Edema is a swelling caused by excess fluid trapped in the soft tissues of the body. Edema, if present, is more noticeable in the periphery, i. e the legs, the ankles and the feet. It can also affect other parts of the body, like the face and hands. Also, congestive cardiac failure, hepatic diseases or nephropathies can cause edema. Edema might arise consequent upon standing or sitting in a place for a long period of time. edema might arise as a result of venous pooling in the periphery, as a result of incompetent or varicose venous valves.
Venous pooling can arise as a result of increased total peripheral resistance (TPR) brought about by cardiovascular overload. This can be brought about by Hypertensive states. Some drugs, like Calcium Channel Blockers cause ankle edema. 2. What is the mechanism of some of the signs Francine presented with: nystagmus, retinopathy, headache, dizziness. Nystagmus: Rapid, involuntary side-to-side movement of the eye. The eye can also move up and down. It nay be part of the Vestibulo-Ocular movement. It may also be indicative of an underlying pathology. Retinopathy: means damage to the retina of the eyes.
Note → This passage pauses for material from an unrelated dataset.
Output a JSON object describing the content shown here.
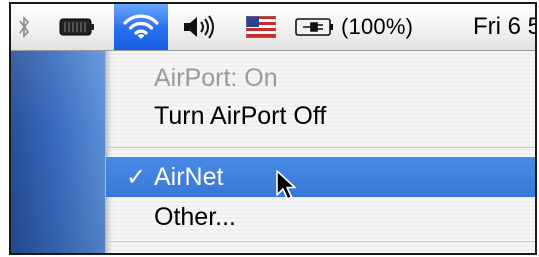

It is usually due to an insufficiency in the blood supply to the retina. Headache: as a result of raised intracranial pressure. it might be due to dilatation of cerebral vessels. The vasodilatation might be secondary to release of prostaglandins and vasodilatory substances in the vascular system. Dizziness: can occur as a result of hypoxia. Inadequate perfusion of the lungs leading to accumulation of metabolites in the blood, leading to a high PCo2. 3. What is the action of the drugs being used? Nitroprussside: It is a drug of choice in hypertensive emergencies. (e. g malignant hypertension)
It causes the liberation of Nitric Oxide, which is a potent vasodilator. It reduces the Total Peripheral Resistance and Venous return. The reduction in total peripheral resistance significantly reduces the preload. Also, the reduction in venous return reduces afterload. These effects would definitely reduce the overload in the cardiovascular system, the blood pressure would reduce. Nitroprusside is contraindicated in patients with renal failure simply because the route of elimination of the drug’s metabolite is via the Kidneys. thicyanate is a metabolite of the drug and it is a very toxic substance.
It is excreted via the kidneys. Accumulation in the body system causes serious problems. Captopril is an Angiotensin-Converting enzyme Inhibitor. It is used in cardiovascular disorders like hypertension and congestive heart failure (CCF). It causes vasodilatation and its action of inhibiting Angiotensin-Converting Enzyme results in the renal effects. However, the adverse drug profile of ACE inhibitors generally is also present in Captopril. Dry cough is common; also, dysgeusia and rashes are likely to occur in patients taking this drug. Other adverse reactions include myalgia, dizziness and hyponatremia.
Also, hypotension can occur. An excessively high dosage, also, can lead to Hypokalemia. This is due to the reduction in aldosterone production. The drug has a short half-life hence, the two to three times daily regimen. This however, may reduce compliance in patients. 5. How does atherosclerotic disease influence the patient’s risk of myocardial infarction during a hypertensive episode? Artherosclerosis reduces the perfusion of the region where there is the narrowing of the vessels. This leads to ischemia of the tissue involved. This eventually leads to myocardial infarction.
What advice would you offer to Francine in the form of patient education prior to her being released from the hospital? As a hypertensive patient, she should go off cigarettes. Compliance to her drug regimen is important if she is to use the remainder of her life in relatively good health. She should decrease her intake of foods with high caloric value. A weight of 140 lbs is okay for her.
1. http://www. rxlist. com/cgi/generic/captop. htm 2. www. drugs. com/captopril. html 3. www. rxlist. com/cgi/generic/nitroprusside. htm 4. www. webmd. com/hypertension-high-blood-pressure/guide/blood-pressure-basics